> [AIM OF THE EXERCISE]:
Please count the lines in the data below that mention the word "name", then give only the total.

..............................

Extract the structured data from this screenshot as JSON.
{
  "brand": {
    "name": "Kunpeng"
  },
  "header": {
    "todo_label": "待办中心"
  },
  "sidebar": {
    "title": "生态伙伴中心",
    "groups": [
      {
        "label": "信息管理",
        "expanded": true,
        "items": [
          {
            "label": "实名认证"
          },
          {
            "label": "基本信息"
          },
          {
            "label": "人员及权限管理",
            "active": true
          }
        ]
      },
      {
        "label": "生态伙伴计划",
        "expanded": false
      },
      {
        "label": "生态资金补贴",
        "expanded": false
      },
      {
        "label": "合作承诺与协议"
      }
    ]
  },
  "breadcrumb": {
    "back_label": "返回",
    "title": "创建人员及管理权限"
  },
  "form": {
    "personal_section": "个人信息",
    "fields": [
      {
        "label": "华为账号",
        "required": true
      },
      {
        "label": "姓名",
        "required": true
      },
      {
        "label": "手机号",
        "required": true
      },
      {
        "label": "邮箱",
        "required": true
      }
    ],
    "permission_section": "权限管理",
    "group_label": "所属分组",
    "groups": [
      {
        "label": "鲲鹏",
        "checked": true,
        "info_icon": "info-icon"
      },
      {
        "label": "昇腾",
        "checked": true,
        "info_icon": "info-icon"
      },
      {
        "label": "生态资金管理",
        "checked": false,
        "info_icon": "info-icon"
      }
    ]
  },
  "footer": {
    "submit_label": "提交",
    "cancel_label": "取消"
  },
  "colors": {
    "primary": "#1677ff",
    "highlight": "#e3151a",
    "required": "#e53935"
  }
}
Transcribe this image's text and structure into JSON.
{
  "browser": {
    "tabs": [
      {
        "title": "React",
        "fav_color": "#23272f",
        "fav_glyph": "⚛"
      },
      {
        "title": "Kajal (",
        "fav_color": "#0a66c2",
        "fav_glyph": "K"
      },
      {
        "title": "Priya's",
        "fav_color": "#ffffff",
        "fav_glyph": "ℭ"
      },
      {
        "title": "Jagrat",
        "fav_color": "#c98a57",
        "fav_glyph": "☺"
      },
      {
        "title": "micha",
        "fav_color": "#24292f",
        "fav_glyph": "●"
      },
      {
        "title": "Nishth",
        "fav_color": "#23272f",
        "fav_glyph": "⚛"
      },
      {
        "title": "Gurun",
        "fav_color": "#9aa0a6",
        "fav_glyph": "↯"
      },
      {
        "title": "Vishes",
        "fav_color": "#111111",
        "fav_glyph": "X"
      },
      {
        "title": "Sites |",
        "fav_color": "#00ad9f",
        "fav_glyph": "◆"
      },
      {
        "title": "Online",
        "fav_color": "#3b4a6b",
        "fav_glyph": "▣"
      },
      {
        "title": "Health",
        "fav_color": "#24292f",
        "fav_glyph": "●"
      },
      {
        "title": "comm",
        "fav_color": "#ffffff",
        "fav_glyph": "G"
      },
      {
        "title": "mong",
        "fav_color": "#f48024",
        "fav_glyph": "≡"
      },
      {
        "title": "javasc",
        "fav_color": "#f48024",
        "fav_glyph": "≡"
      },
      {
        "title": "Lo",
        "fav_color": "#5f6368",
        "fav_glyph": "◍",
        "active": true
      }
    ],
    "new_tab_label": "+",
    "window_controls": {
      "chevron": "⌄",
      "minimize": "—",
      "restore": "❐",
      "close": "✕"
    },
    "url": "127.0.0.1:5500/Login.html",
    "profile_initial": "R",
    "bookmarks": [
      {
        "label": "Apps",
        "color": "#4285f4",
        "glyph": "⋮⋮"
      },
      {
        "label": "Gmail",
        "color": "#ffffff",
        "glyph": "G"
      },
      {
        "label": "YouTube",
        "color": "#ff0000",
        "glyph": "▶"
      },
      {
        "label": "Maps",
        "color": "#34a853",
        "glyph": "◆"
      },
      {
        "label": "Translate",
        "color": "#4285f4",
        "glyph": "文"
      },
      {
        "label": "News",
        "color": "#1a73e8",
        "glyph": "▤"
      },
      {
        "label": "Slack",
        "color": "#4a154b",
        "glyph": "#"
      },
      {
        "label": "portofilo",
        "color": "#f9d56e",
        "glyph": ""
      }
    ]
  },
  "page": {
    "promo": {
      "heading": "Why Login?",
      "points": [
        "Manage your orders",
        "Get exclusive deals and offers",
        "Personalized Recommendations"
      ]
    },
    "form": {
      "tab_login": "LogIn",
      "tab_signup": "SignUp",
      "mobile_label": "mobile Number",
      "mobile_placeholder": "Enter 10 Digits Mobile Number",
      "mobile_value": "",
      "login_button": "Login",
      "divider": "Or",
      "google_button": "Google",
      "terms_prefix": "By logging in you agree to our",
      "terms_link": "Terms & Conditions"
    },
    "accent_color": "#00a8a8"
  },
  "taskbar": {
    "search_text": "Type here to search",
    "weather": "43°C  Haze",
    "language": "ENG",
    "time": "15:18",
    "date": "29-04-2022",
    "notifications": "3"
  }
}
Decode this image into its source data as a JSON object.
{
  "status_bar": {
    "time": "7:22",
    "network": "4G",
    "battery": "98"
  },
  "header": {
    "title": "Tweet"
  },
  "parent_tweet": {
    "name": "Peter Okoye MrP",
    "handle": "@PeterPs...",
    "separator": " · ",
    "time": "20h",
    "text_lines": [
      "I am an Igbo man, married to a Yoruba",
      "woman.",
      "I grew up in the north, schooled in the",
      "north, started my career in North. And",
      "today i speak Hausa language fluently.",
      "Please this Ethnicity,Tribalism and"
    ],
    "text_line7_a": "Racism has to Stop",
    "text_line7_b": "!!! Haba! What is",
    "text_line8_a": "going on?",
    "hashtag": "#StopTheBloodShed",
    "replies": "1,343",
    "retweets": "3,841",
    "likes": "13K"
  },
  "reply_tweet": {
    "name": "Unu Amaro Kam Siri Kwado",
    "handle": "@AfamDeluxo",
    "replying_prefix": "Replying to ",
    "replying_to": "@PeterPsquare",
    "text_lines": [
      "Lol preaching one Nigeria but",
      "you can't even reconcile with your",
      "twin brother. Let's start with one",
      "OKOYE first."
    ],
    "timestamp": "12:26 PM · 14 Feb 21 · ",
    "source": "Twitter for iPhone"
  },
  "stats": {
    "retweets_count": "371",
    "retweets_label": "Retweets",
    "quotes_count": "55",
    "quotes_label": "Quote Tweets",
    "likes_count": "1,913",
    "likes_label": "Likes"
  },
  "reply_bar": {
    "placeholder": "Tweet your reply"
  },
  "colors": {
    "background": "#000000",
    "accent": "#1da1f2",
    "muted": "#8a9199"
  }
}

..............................

> [ANSWER TO THIS PROBLEM]:
3